Reforming Higher Education: Observations and Comments of an EducatorBy Beth Golden, UniversityHerald Reporter
While the costs of getting higher education have immensely gone up, its quality and effectiveness has greatly diminished as well. Prof. Abraham H. Miller, emeritus professor of political science at the University of Cincinnati offered practical solutions to the problem and moving higher education reform forward.
As early as the 1990's there have been moved in reforming universities and higher education institutions. One study suggested having policy reforms and to manage education and increase opportunities for students.
Dr. Miller's article which appeared on the American Thinker pointed to today;s college degrees being nothing but a hoax because graduates are left deep in student debts with very little marketable skills and competencies that does not guarantee them any reasonable return on the amount they invested in getting a college degree.
This lack also makes it difficult for these degree holders to repay their debt. To date there are 44 million student debt borrowers and this translates to about $1.3 trillion in student loan debts.
What Dr. Miller is proposing is to provide real education in the sense that students will not be fully occupied with reading books all the time but that they have enough time to think in abstract concepts and process it in a way that learners get to apply deductive and inductive reasoning. He believes that higher education is about the scientific process and the ability to learn knowledge and not merely be taught and fed with information.
Further that the debt is unnecessary together with the fancy dorms and campus residences. Dr. Miller pointed back that long before the Internet, there was distance learning - and this is older than most home study programs we have. Distance learning have been used since the 19th century.
The government could focus its resources and work with higher learning institutions and create courses that students can take using the Internet. This will eliminate the need for students to pay for very high tuition fees and pay rent for their housing while in college.

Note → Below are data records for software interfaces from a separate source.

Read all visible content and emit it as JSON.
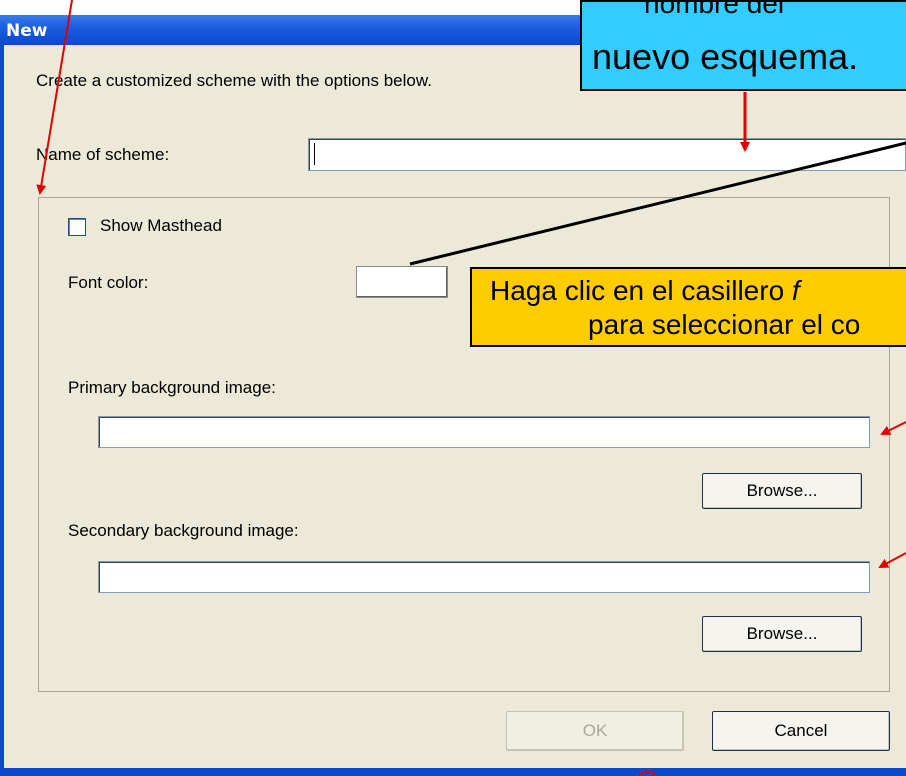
{
  "window": {
    "title": "New"
  },
  "dialog": {
    "description": "Create a customized scheme with the options below.",
    "name_label": "Name of scheme:",
    "name_value": "",
    "show_masthead_label": "Show Masthead",
    "show_masthead_checked": false,
    "font_color_label": "Font color:",
    "primary_label": "Primary background image:",
    "primary_value": "",
    "browse_label": "Browse...",
    "secondary_label": "Secondary background image:",
    "secondary_value": "",
    "ok_label": "OK",
    "ok_enabled": false,
    "cancel_label": "Cancel"
  },
  "annotations": {
    "blue_callout": {
      "line1": "nombre del",
      "line2": "nuevo esquema.",
      "color": "#33ccff"
    },
    "yellow_callout": {
      "line1_a": "Haga clic en el casillero ",
      "line1_b": "f",
      "line2": "para seleccionar el co",
      "color": "#ffcc00"
    }
  },
  "colors": {
    "titlebar": "#0a48cc",
    "dialog_bg": "#ece9d8",
    "arrow_red": "#e00000"
  }
}
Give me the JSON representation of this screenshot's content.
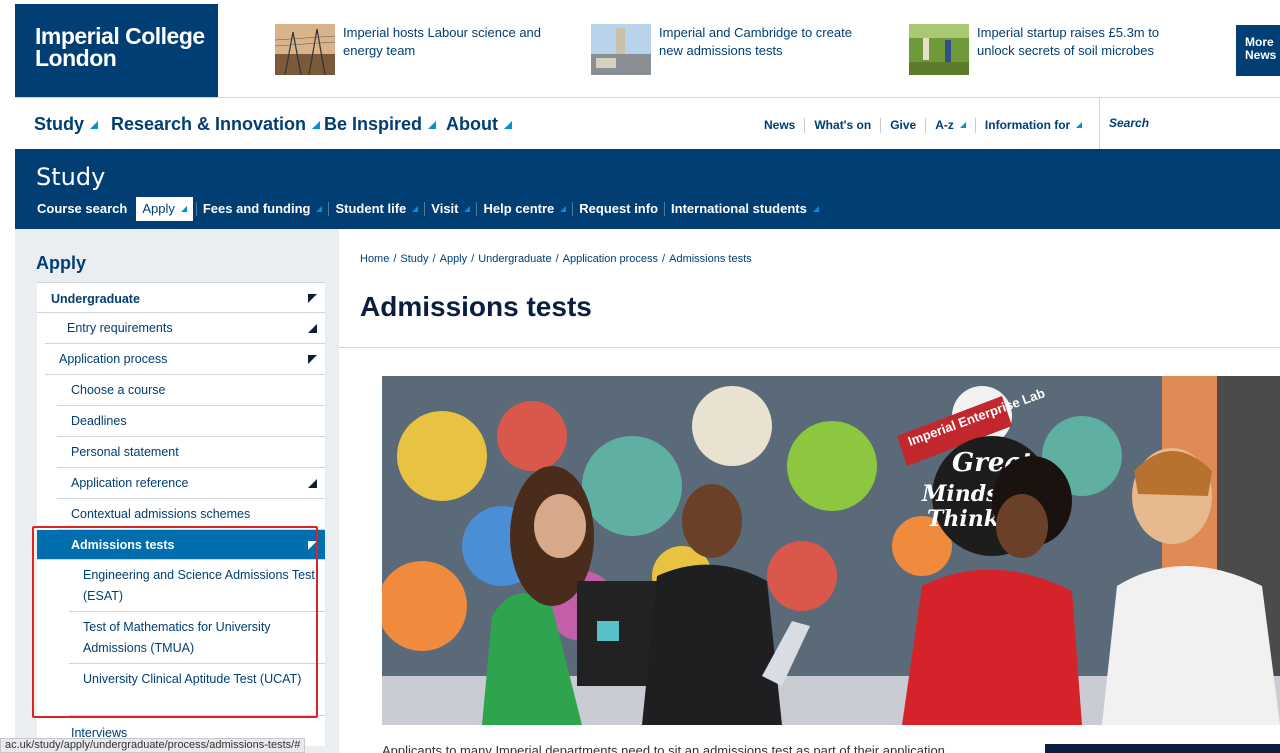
{
  "header": {
    "logo_text": "Imperial College London",
    "news": [
      {
        "title": "Imperial hosts Labour science and energy team"
      },
      {
        "title": "Imperial and Cambridge to create new admissions tests"
      },
      {
        "title": "Imperial startup raises £5.3m to unlock secrets of soil microbes"
      }
    ],
    "more_news_label": "More News"
  },
  "main_nav": {
    "items": [
      "Study",
      "Research & Innovation",
      "Be Inspired",
      "About"
    ],
    "utility": [
      "News",
      "What's on",
      "Give",
      "A-z",
      "Information for"
    ],
    "search_label": "Search"
  },
  "study_bar": {
    "title": "Study",
    "subnav": [
      "Course search",
      "Apply",
      "Fees and funding",
      "Student life",
      "Visit",
      "Help centre",
      "Request info",
      "International students"
    ],
    "active": "Apply"
  },
  "sidebar": {
    "heading": "Apply",
    "items": [
      {
        "label": "Undergraduate"
      },
      {
        "label": "Entry requirements"
      },
      {
        "label": "Application process"
      },
      {
        "label": "Choose a course"
      },
      {
        "label": "Deadlines"
      },
      {
        "label": "Personal statement"
      },
      {
        "label": "Application reference"
      },
      {
        "label": "Contextual admissions schemes"
      },
      {
        "label": "Admissions tests"
      },
      {
        "label": "Engineering and Science Admissions Test (ESAT)"
      },
      {
        "label": "Test of Mathematics for University Admissions (TMUA)"
      },
      {
        "label": "University Clinical Aptitude Test (UCAT)"
      },
      {
        "label": "Interviews"
      }
    ]
  },
  "status_url": "ac.uk/study/apply/undergraduate/process/admissions-tests/#",
  "content": {
    "breadcrumb": [
      "Home",
      "Study",
      "Apply",
      "Undergraduate",
      "Application process",
      "Admissions tests"
    ],
    "title": "Admissions tests",
    "hero_texts": {
      "lab_sign": "Imperial Enterprise Lab",
      "slogan_1": "Great",
      "slogan_2": "Minds D",
      "slogan_3": "Think A"
    },
    "intro": "Applicants to many Imperial departments need to sit an admissions test as part of their application."
  },
  "colors": {
    "navy": "#003e74",
    "active_blue": "#006eaf",
    "accent": "#0092d2",
    "highlight_border": "#dd2222"
  }
}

This will also eliminate miscellaneous fees and cut down school's expenses on faculty payroll.
By using technology, schools can work with the best educators and most distinguished professors and their programs can reach a far greater number in a semester using the Internet compared to our brick and mortar system right now.
Local libraries as well as school libraries can be used not just for research but for testing purposes as well and the laboratories can still be used while there are no available computer simulations for students to use.
While these suggestions mean well and quite largely unorthodox, considering the ongoing student debt crisis, this actually makes sense.